In addition to multi-way pots, there’s another trouble spot with EV stats, and that is sites that don’t reveal holecards unless the Hero is beat. Most Americans who had played primarily on Full Tilt or PokerStars may not be aware of this, but non-U.S.-facing sites such as Boss, Everleaf, and Yatahay, as well as the U.S.-facing Bodog site, do exactly that — even in all-in situations — if requested by the user. In addition, OnGame reveals mucked cards in their web replayer, but there is no way for poker-tracking software to retrieve this data in an automated fashion.
That said, trying to calculate EV using only hands in which Hero is beat would produce the same bias presented in the multi-way pot example — All-In “EV” would systematically be overestimated, and Hero would tend to appear to be very unlucky — except likely to a much larger degree.
Consequently, PokerTracker 3 does not account for All-In EV at all on these sites.
A Stat with No Meaning
The bottom line is that unless you are a heads-up only player, “EV” stats are going to be of limited value, and they truly are stats with no real meaning. In order for it to work 100 percent of the time and cover all situations, the software would have to be able to create hand ranges for your opponents in these situations, which is another problem entirely. And so, unless the stat-tracking software only makes “EV” or “luck” adjustments in heads-up only situations, any All-In EV stat of any name in any form is going to be biased in one direction or the other.
Summary: 1) It’s not EV, and 2) Unless you only play heads up, the stat doesn’t work — no matter what software you use.

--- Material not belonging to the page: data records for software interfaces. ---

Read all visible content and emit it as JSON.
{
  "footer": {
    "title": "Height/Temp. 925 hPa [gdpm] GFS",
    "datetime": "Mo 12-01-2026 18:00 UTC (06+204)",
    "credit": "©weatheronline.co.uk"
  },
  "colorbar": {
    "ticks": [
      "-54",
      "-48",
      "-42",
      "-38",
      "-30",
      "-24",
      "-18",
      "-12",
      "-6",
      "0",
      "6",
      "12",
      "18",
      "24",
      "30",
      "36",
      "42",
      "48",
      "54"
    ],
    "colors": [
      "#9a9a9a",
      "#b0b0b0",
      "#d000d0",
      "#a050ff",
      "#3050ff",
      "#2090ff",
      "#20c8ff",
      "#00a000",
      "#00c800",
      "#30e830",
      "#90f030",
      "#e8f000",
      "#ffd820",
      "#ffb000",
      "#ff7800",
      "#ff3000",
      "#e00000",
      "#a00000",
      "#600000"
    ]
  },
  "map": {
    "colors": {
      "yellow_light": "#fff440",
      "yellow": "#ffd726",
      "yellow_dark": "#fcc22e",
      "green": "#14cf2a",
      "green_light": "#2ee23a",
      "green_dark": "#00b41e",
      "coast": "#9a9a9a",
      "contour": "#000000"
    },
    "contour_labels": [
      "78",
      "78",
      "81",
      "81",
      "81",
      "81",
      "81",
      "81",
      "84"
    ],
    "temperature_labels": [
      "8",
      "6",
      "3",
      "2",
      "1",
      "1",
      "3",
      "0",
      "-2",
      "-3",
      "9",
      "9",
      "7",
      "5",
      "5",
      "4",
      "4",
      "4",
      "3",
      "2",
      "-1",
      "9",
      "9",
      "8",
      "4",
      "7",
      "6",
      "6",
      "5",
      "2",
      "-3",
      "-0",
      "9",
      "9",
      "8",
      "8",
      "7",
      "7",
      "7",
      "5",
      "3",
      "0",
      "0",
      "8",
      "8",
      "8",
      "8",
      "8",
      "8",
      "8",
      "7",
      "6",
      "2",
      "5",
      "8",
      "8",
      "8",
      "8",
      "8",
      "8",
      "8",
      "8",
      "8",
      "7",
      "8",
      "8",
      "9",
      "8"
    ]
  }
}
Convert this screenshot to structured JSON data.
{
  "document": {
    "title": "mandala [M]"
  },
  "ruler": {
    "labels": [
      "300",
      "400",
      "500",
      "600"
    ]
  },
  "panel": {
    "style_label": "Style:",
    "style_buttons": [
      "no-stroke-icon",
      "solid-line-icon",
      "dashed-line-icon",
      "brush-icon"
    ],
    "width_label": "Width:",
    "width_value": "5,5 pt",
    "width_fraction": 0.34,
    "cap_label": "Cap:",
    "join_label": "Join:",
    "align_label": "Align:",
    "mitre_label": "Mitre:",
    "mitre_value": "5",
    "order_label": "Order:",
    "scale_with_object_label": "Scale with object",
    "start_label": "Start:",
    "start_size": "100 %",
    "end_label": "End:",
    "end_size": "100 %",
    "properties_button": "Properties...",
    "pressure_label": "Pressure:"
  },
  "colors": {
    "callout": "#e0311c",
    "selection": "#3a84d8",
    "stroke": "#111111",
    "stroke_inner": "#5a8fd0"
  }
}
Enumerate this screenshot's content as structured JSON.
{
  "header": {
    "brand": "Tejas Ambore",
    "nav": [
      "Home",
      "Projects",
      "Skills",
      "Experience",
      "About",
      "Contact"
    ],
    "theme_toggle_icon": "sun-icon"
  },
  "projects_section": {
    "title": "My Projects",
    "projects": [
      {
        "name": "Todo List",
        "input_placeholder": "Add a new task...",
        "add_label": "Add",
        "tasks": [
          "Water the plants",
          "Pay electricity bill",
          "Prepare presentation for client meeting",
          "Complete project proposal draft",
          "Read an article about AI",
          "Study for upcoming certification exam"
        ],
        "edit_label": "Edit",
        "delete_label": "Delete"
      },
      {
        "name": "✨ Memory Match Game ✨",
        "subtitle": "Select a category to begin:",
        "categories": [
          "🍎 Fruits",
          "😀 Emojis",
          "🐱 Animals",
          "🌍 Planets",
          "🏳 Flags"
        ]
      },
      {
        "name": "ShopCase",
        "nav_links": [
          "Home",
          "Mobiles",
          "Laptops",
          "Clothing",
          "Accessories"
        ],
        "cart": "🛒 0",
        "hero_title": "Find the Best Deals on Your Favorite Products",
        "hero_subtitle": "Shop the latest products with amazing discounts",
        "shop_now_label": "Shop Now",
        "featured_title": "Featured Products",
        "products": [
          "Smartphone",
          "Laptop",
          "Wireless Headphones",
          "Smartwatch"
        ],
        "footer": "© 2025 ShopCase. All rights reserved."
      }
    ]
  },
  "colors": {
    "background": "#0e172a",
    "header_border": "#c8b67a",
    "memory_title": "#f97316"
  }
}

Jeff Hwang is a semi-professional player and author of Pot-Limit Omaha Poker: The Big Play Strategy and the three-volume Advanced Pot-Limit Omaha series. He is also a longtime contributor to the Motley Fool, and a consultant on the upcoming PokerTracker 4. You can check out his website at jeffhwang.com.